HeartFlow Analysis is a new approach to non-invasive testing for coronary artery disease (CAD), the most common form of heart disease. The challenge with CAD is that it can be difficult to diagnose, because its symptoms can range from feelings of indigestion to breathlessness — or worse, sometimes patients don’t show symptoms at all. On top of this, while other non-invasive tests are available, they are not effective in helping physicians diagnose CAD and often result in additional tests, such as an invasive cardiac angiogram. Now, more than 55% of patients sent for an invasive procedure are found not to have significant heart disease, making the invasive procedure unnecessary in hindsight.
The HeartFlow Analysis aids physicians in identifying the right treatment pathway for each patient — whether it’s through minimally invasive procedures like stenting, or alternative ways of managing their disease like medication. By using AI and certified human analysts, HeartFlow produces a digital 3D model of a patient’s arteries and solves the equations of blood flow using supercomputing techniques. The end result is an easy to interpret, color-coded model that physicians can interact with to determine if the patient has any blockages in the arteries.
How does HeartFlow leverage data science and machine learning?
HeartFlow utilizes a SaaS model in which computed tomography (CT) images of a patient’s heart are securely sent from a hospital through the cloud to HeartFlow. Next, we use deep learning to analyze the CT images and build a personalized, digital model of that patient’s coronary arteries. Our team of highly trained analysts then inspects this model, making any needed edits. The completed HeartFlow Analysis is a color-coded, digital 3D model of the coronary arteries that a physician can use to determine the best treatment path for the patient. What makes deep learning so powerful is the fact that as the algorithms are trained on more data, the performance of the product improves.

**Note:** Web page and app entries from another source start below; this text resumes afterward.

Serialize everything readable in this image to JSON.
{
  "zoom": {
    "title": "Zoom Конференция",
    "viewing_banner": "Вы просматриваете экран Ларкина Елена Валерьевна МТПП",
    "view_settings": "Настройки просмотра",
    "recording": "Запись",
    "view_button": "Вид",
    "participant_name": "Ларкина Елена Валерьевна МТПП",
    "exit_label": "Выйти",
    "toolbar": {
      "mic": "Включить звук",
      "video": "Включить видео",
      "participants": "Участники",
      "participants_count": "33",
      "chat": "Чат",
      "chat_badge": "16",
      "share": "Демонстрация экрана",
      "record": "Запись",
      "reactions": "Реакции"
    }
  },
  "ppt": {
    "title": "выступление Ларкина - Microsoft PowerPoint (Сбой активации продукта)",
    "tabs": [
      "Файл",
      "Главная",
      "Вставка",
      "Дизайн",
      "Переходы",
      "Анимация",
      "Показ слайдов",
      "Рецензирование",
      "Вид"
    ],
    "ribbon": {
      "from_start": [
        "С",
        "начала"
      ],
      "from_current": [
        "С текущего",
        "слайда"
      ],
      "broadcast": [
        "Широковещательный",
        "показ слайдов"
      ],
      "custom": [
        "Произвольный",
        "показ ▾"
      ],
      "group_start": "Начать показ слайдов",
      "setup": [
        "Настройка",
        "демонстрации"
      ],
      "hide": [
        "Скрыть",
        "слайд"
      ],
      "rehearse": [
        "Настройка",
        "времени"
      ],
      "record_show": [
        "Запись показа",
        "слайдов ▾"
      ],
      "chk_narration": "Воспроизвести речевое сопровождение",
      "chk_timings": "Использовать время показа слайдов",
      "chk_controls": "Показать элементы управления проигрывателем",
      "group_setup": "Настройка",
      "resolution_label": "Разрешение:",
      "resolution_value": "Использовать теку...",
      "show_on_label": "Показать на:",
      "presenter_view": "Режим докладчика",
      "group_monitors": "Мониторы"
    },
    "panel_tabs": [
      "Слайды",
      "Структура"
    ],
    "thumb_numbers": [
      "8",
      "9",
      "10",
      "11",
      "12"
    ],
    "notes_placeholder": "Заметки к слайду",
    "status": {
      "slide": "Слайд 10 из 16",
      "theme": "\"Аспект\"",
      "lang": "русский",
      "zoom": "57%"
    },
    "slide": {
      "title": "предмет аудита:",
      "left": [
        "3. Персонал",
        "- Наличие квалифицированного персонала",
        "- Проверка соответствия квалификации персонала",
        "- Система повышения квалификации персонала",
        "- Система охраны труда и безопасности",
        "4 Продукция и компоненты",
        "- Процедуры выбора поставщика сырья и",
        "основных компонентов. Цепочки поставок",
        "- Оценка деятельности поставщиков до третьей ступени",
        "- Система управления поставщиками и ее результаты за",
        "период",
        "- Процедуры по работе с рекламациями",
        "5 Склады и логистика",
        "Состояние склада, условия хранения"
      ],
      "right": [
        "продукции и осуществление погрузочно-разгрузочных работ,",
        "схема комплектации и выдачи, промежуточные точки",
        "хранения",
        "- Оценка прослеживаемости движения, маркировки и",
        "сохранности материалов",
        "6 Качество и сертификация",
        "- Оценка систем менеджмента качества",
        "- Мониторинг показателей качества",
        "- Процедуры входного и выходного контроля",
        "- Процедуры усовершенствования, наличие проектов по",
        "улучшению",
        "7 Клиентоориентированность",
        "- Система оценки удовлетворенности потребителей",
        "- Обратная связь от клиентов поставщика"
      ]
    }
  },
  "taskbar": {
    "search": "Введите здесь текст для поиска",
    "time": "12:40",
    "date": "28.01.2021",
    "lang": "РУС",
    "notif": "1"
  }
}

Can using HeartFlow Analysis prevent unnecessary procedures?
Yes. By providing information on both anatomy and function, the HeartFlow Analysis provides physicians with actionable information that enables them to provide the best treatment recommendation for their patients. Research from the ADVANCE Registry looked at more than 5,000 patients across Europe, Japan, and North America. Using the HeartFlow Analysis allowed doctors to change their recommended treatment plan in two-thirds of patients.

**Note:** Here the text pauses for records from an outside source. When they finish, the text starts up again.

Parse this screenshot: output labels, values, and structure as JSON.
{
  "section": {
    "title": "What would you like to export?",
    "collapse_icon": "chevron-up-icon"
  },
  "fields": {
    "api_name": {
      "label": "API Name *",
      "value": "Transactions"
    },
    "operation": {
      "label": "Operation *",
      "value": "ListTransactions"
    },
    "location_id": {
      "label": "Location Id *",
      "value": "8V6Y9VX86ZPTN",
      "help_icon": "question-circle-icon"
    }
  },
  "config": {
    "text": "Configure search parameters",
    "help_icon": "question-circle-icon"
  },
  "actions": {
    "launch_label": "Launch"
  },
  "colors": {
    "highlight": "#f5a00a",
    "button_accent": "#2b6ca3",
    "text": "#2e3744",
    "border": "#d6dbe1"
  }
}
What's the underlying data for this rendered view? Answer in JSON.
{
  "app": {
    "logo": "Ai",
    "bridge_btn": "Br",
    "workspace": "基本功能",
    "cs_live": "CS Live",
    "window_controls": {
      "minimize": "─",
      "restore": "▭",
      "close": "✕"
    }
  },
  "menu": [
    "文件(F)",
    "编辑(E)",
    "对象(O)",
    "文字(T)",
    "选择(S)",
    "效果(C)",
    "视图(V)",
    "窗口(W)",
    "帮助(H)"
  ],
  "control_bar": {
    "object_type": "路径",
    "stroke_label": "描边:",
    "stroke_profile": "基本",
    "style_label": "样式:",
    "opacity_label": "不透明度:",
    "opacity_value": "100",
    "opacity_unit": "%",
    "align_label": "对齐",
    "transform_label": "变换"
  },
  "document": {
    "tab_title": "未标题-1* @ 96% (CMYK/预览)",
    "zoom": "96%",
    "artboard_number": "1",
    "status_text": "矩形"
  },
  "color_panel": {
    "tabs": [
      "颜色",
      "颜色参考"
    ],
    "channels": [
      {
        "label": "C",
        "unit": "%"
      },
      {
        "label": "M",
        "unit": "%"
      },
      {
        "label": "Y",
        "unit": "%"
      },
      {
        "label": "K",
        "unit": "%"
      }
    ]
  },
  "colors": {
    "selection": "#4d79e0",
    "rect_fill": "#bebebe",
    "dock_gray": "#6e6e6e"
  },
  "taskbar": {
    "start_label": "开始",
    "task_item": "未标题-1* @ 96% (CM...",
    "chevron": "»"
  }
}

What are the biggest challenges facing health care today?
I think the biggest challenge is improving health-care provider awareness and overcoming the health-care industry’s capacity to adopt digital technology from a budget, bandwidth, and expertise perspective. The HeartFlow Analysis has been shown to reduce the number of unnecessary tests and procedures as well as reduce the overall cost of care by more than $4,000 per patient after one year. This could save billions of dollars per year to health-care systems globally.